━━ DATA FOR PROCESSING

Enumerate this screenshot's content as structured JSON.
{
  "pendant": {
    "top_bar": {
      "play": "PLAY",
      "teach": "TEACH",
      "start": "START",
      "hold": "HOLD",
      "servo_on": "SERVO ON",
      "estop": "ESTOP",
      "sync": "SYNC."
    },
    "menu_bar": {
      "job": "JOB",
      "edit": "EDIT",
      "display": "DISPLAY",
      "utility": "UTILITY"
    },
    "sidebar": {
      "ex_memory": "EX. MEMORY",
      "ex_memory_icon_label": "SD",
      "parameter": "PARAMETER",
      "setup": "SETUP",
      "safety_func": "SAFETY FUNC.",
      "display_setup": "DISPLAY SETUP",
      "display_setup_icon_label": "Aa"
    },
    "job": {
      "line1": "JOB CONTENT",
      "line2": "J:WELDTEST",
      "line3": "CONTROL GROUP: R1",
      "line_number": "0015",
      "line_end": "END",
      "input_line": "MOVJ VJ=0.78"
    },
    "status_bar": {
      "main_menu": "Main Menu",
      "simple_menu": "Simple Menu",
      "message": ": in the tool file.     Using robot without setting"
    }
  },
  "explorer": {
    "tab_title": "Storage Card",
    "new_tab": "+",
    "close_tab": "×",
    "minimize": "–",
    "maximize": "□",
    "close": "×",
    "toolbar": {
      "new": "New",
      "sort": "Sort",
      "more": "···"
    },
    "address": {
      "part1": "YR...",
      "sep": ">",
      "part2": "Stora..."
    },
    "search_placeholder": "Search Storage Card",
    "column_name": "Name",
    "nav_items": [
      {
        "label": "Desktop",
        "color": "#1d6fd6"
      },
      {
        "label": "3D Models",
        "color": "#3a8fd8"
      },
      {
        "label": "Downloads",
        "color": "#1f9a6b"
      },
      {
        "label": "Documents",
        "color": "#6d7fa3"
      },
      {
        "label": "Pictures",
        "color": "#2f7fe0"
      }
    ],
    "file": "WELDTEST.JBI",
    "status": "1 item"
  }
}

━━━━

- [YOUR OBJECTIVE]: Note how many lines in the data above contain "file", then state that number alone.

- [ANSWER SPACE]: 2